▸ **Task description**
Show only those lines of the entries where the string "skal" is found.

####################

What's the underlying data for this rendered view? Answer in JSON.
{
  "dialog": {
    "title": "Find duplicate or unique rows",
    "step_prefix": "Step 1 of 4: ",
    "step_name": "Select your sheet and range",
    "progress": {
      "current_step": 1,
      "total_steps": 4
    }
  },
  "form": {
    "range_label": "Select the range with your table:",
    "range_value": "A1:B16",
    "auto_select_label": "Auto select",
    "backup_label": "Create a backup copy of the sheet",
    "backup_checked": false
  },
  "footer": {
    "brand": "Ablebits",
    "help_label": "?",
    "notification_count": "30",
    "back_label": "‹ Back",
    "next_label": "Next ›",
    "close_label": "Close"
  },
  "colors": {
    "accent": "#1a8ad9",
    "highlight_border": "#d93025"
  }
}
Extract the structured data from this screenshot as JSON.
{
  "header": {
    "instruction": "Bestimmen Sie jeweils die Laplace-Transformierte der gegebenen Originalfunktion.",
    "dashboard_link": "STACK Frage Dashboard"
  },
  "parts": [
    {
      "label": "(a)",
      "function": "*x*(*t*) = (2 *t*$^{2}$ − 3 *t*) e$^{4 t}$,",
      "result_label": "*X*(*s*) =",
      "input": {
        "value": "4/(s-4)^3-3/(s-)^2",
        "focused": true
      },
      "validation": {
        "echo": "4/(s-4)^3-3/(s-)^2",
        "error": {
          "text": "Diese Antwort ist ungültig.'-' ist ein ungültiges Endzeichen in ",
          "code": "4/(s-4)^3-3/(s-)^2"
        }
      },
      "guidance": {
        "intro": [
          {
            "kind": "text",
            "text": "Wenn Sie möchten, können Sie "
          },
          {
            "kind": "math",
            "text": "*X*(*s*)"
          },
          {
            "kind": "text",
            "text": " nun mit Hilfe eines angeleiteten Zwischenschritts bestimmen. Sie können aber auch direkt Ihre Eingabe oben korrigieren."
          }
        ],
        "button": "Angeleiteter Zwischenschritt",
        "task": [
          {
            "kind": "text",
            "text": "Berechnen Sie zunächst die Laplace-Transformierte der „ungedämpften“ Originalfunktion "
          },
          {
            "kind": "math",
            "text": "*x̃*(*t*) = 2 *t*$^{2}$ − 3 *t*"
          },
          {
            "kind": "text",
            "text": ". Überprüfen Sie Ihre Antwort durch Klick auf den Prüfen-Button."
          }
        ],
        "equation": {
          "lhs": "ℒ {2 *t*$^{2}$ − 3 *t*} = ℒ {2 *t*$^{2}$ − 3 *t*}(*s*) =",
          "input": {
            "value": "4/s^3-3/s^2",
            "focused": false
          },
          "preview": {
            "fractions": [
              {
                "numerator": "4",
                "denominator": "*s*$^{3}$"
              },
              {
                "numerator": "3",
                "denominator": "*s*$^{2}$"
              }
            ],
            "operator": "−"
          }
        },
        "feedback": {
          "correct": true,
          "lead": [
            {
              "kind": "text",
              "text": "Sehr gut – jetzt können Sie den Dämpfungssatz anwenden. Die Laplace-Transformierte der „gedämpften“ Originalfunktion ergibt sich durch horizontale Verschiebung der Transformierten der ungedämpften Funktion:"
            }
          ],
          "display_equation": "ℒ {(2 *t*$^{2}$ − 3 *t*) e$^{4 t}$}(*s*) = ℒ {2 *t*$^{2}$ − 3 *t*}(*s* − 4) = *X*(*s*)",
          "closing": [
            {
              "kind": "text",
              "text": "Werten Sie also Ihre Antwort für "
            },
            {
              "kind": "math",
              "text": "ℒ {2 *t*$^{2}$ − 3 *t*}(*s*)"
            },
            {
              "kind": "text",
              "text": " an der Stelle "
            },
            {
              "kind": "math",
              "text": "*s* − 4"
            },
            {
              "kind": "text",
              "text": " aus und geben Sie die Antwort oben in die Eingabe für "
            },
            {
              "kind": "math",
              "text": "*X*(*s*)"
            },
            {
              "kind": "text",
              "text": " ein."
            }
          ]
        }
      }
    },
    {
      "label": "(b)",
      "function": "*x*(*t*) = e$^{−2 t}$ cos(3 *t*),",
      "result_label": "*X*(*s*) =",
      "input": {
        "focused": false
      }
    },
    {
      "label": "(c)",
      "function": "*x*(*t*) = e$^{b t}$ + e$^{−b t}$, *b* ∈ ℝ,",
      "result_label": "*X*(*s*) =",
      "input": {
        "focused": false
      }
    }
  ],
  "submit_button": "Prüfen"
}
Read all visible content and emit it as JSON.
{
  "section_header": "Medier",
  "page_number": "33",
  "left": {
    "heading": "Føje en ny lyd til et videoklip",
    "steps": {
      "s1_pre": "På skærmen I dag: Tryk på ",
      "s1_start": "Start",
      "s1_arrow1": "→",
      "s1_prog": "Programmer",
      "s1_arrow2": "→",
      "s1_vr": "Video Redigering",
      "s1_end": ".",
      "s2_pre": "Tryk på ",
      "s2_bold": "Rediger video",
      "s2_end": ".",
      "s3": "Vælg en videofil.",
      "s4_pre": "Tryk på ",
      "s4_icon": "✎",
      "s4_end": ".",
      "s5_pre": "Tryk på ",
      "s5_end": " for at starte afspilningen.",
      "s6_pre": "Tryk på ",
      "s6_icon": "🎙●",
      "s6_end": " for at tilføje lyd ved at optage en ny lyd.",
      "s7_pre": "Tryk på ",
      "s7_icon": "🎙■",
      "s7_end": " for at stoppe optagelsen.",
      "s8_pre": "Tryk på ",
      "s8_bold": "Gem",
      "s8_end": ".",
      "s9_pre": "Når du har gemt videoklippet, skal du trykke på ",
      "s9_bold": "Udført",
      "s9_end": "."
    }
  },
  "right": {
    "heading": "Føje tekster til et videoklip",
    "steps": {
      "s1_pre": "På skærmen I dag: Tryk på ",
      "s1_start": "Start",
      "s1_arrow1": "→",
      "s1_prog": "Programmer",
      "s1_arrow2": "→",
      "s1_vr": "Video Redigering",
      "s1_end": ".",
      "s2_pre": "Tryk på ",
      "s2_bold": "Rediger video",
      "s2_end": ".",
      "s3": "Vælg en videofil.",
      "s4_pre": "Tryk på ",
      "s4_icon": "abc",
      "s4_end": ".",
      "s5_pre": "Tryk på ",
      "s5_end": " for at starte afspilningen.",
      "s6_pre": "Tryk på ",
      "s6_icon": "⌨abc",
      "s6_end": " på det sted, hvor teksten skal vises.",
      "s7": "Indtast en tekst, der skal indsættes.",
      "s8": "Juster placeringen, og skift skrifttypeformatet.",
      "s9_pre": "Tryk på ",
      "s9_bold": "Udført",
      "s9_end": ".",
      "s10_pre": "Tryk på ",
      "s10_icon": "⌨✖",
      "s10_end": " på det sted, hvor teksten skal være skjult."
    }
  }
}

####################

▸ **Response area**
      "s9_pre": "Når du har gemt videoklippet, skal du trykke på ",
      "s6_end": " på det sted, hvor teksten skal vises.",
      "s7": "Indtast en tekst, der skal indsættes.",
      "s10_end": " på det sted, hvor teksten skal være skjult."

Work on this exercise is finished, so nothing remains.